**Input for this task:**
■ ■ ■ ■

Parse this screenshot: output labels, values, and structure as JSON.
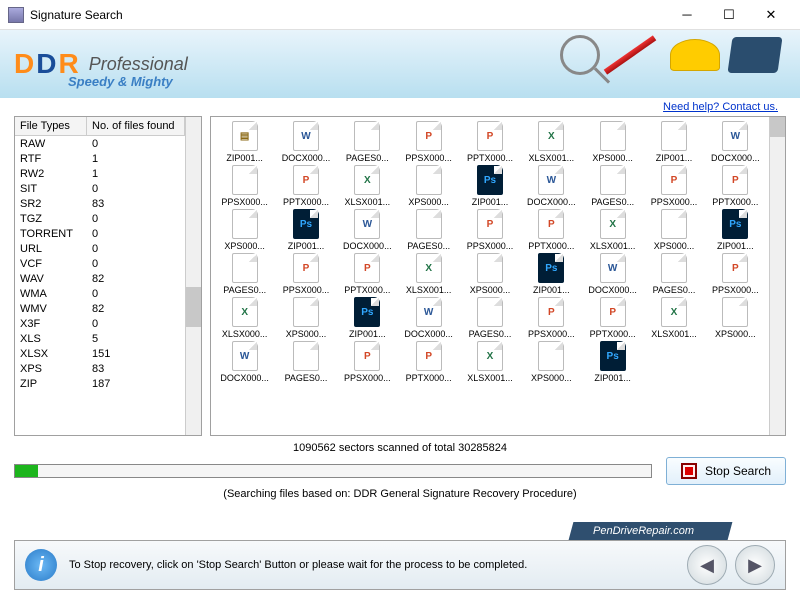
{
  "window": {
    "title": "Signature Search"
  },
  "banner": {
    "logo_ddr": "DDR",
    "subtitle": "Professional",
    "tagline": "Speedy & Mighty"
  },
  "help": {
    "label": "Need help? Contact us."
  },
  "left_table": {
    "col1": "File Types",
    "col2": "No. of files found",
    "rows": [
      {
        "t": "RAW",
        "c": "0"
      },
      {
        "t": "RTF",
        "c": "1"
      },
      {
        "t": "RW2",
        "c": "1"
      },
      {
        "t": "SIT",
        "c": "0"
      },
      {
        "t": "SR2",
        "c": "83"
      },
      {
        "t": "TGZ",
        "c": "0"
      },
      {
        "t": "TORRENT",
        "c": "0"
      },
      {
        "t": "URL",
        "c": "0"
      },
      {
        "t": "VCF",
        "c": "0"
      },
      {
        "t": "WAV",
        "c": "82"
      },
      {
        "t": "WMA",
        "c": "0"
      },
      {
        "t": "WMV",
        "c": "82"
      },
      {
        "t": "X3F",
        "c": "0"
      },
      {
        "t": "XLS",
        "c": "5"
      },
      {
        "t": "XLSX",
        "c": "151"
      },
      {
        "t": "XPS",
        "c": "83"
      },
      {
        "t": "ZIP",
        "c": "187"
      }
    ]
  },
  "grid": {
    "items": [
      {
        "n": "ZIP001...",
        "k": "zip"
      },
      {
        "n": "DOCX000...",
        "k": "doc"
      },
      {
        "n": "PAGES0...",
        "k": ""
      },
      {
        "n": "PPSX000...",
        "k": "ppt"
      },
      {
        "n": "PPTX000...",
        "k": "ppt"
      },
      {
        "n": "XLSX001...",
        "k": "xls"
      },
      {
        "n": "XPS000...",
        "k": ""
      },
      {
        "n": "ZIP001...",
        "k": ""
      },
      {
        "n": "DOCX000...",
        "k": "doc"
      },
      {
        "n": "PPSX000...",
        "k": ""
      },
      {
        "n": "PPTX000...",
        "k": "ppt"
      },
      {
        "n": "XLSX001...",
        "k": "xls"
      },
      {
        "n": "XPS000...",
        "k": ""
      },
      {
        "n": "ZIP001...",
        "k": "ps"
      },
      {
        "n": "DOCX000...",
        "k": "doc"
      },
      {
        "n": "PAGES0...",
        "k": ""
      },
      {
        "n": "PPSX000...",
        "k": "ppt"
      },
      {
        "n": "PPTX000...",
        "k": "ppt"
      },
      {
        "n": "XPS000...",
        "k": ""
      },
      {
        "n": "ZIP001...",
        "k": "ps"
      },
      {
        "n": "DOCX000...",
        "k": "doc"
      },
      {
        "n": "PAGES0...",
        "k": ""
      },
      {
        "n": "PPSX000...",
        "k": "ppt"
      },
      {
        "n": "PPTX000...",
        "k": "ppt"
      },
      {
        "n": "XLSX001...",
        "k": "xls"
      },
      {
        "n": "XPS000...",
        "k": ""
      },
      {
        "n": "ZIP001...",
        "k": "ps"
      },
      {
        "n": "PAGES0...",
        "k": ""
      },
      {
        "n": "PPSX000...",
        "k": "ppt"
      },
      {
        "n": "PPTX000...",
        "k": "ppt"
      },
      {
        "n": "XLSX001...",
        "k": "xls"
      },
      {
        "n": "XPS000...",
        "k": ""
      },
      {
        "n": "ZIP001...",
        "k": "ps"
      },
      {
        "n": "DOCX000...",
        "k": "doc"
      },
      {
        "n": "PAGES0...",
        "k": ""
      },
      {
        "n": "PPSX000...",
        "k": "ppt"
      },
      {
        "n": "XLSX000...",
        "k": "xls"
      },
      {
        "n": "XPS000...",
        "k": ""
      },
      {
        "n": "ZIP001...",
        "k": "ps"
      },
      {
        "n": "DOCX000...",
        "k": "doc"
      },
      {
        "n": "PAGES0...",
        "k": ""
      },
      {
        "n": "PPSX000...",
        "k": "ppt"
      },
      {
        "n": "PPTX000...",
        "k": "ppt"
      },
      {
        "n": "XLSX001...",
        "k": "xls"
      },
      {
        "n": "XPS000...",
        "k": ""
      },
      {
        "n": "DOCX000...",
        "k": "doc"
      },
      {
        "n": "PAGES0...",
        "k": ""
      },
      {
        "n": "PPSX000...",
        "k": "ppt"
      },
      {
        "n": "PPTX000...",
        "k": "ppt"
      },
      {
        "n": "XLSX001...",
        "k": "xls"
      },
      {
        "n": "XPS000...",
        "k": ""
      },
      {
        "n": "ZIP001...",
        "k": "ps"
      }
    ]
  },
  "progress": {
    "status": "1090562 sectors scanned of total 30285824",
    "note": "(Searching files based on:   DDR General Signature Recovery Procedure)",
    "stop_label": "Stop Search"
  },
  "footer": {
    "tip": "To Stop recovery, click on 'Stop Search' Button or please wait for the process to be completed.",
    "brand": "PenDriveRepair.com"
  },
  "icon_glyph": {
    "doc": "W",
    "ppt": "P",
    "xls": "X",
    "ps": "Ps",
    "zip": "▤"
  }
}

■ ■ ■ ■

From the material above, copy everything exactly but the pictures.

Parse this screenshot: output labels, values, and structure as JSON.
{
  "window": {
    "title": "Signature Search"
  },
  "banner": {
    "logo_ddr": "DDR",
    "subtitle": "Professional",
    "tagline": "Speedy & Mighty"
  },
  "help": {
    "label": "Need help? Contact us."
  },
  "left_table": {
    "col1": "File Types",
    "col2": "No. of files found",
    "rows": [
      {
        "t": "RAW",
        "c": "0"
      },
      {
        "t": "RTF",
        "c": "1"
      },
      {
        "t": "RW2",
        "c": "1"
      },
      {
        "t": "SIT",
        "c": "0"
      },
      {
        "t": "SR2",
        "c": "83"
      },
      {
        "t": "TGZ",
        "c": "0"
      },
      {
        "t": "TORRENT",
        "c": "0"
      },
      {
        "t": "URL",
        "c": "0"
      },
      {
        "t": "VCF",
        "c": "0"
      },
      {
        "t": "WAV",
        "c": "82"
      },
      {
        "t": "WMA",
        "c": "0"
      },
      {
        "t": "WMV",
        "c": "82"
      },
      {
        "t": "X3F",
        "c": "0"
      },
      {
        "t": "XLS",
        "c": "5"
      },
      {
        "t": "XLSX",
        "c": "151"
      },
      {
        "t": "XPS",
        "c": "83"
      },
      {
        "t": "ZIP",
        "c": "187"
      }
    ]
  },
  "grid": {
    "items": [
      {
        "n": "ZIP001...",
        "k": "zip"
      },
      {
        "n": "DOCX000...",
        "k": "doc"
      },
      {
        "n": "PAGES0...",
        "k": ""
      },
      {
        "n": "PPSX000...",
        "k": "ppt"
      },
      {
        "n": "PPTX000...",
        "k": "ppt"
      },
      {
        "n": "XLSX001...",
        "k": "xls"
      },
      {
        "n": "XPS000...",
        "k": ""
      },
      {
        "n": "ZIP001...",
        "k": ""
      },
      {
        "n": "DOCX000...",
        "k": "doc"
      },
      {
        "n": "PPSX000...",
        "k": ""
      },
      {
        "n": "PPTX000...",
        "k": "ppt"
      },
      {
        "n": "XLSX001...",
        "k": "xls"
      },
      {
        "n": "XPS000...",
        "k": ""
      },
      {
        "n": "ZIP001...",
        "k": "ps"
      },
      {
        "n": "DOCX000...",
        "k": "doc"
      },
      {
        "n": "PAGES0...",
        "k": ""
      },
      {
        "n": "PPSX000...",
        "k": "ppt"
      },
      {
        "n": "PPTX000...",
        "k": "ppt"
      },
      {
        "n": "XPS000...",
        "k": ""
      },
      {
        "n": "ZIP001...",
        "k": "ps"
      },
      {
        "n": "DOCX000...",
        "k": "doc"
      },
      {
        "n": "PAGES0...",
        "k": ""
      },
      {
        "n": "PPSX000...",
        "k": "ppt"
      },
      {
        "n": "PPTX000...",
        "k": "ppt"
      },
      {
        "n": "XLSX001...",
        "k": "xls"
      },
      {
        "n": "XPS000...",
        "k": ""
      },
      {
        "n": "ZIP001...",
        "k": "ps"
      },
      {
        "n": "PAGES0...",
        "k": ""
      },
      {
        "n": "PPSX000...",
        "k": "ppt"
      },
      {
        "n": "PPTX000...",
        "k": "ppt"
      },
      {
        "n": "XLSX001...",
        "k": "xls"
      },
      {
        "n": "XPS000...",
        "k": ""
      },
      {
        "n": "ZIP001...",
        "k": "ps"
      },
      {
        "n": "DOCX000...",
        "k": "doc"
      },
      {
        "n": "PAGES0...",
        "k": ""
      },
      {
        "n": "PPSX000...",
        "k": "ppt"
      },
      {
        "n": "XLSX000...",
        "k": "xls"
      },
      {
        "n": "XPS000...",
        "k": ""
      },
      {
        "n": "ZIP001...",
        "k": "ps"
      },
      {
        "n": "DOCX000...",
        "k": "doc"
      },
      {
        "n": "PAGES0...",
        "k": ""
      },
      {
        "n": "PPSX000...",
        "k": "ppt"
      },
      {
        "n": "PPTX000...",
        "k": "ppt"
      },
      {
        "n": "XLSX001...",
        "k": "xls"
      },
      {
        "n": "XPS000...",
        "k": ""
      },
      {
        "n": "DOCX000...",
        "k": "doc"
      },
      {
        "n": "PAGES0...",
        "k": ""
      },
      {
        "n": "PPSX000...",
        "k": "ppt"
      },
      {
        "n": "PPTX000...",
        "k": "ppt"
      },
      {
        "n": "XLSX001...",
        "k": "xls"
      },
      {
        "n": "XPS000...",
        "k": ""
      },
      {
        "n": "ZIP001...",
        "k": "ps"
      }
    ]
  },
  "progress": {
    "status": "1090562 sectors scanned of total 30285824",
    "note": "(Searching files based on:   DDR General Signature Recovery Procedure)",
    "stop_label": "Stop Search"
  },
  "footer": {
    "tip": "To Stop recovery, click on 'Stop Search' Button or please wait for the process to be completed.",
    "brand": "PenDriveRepair.com"
  },
  "icon_glyph": {
    "doc": "W",
    "ppt": "P",
    "xls": "X",
    "ps": "Ps",
    "zip": "▤"
  }
}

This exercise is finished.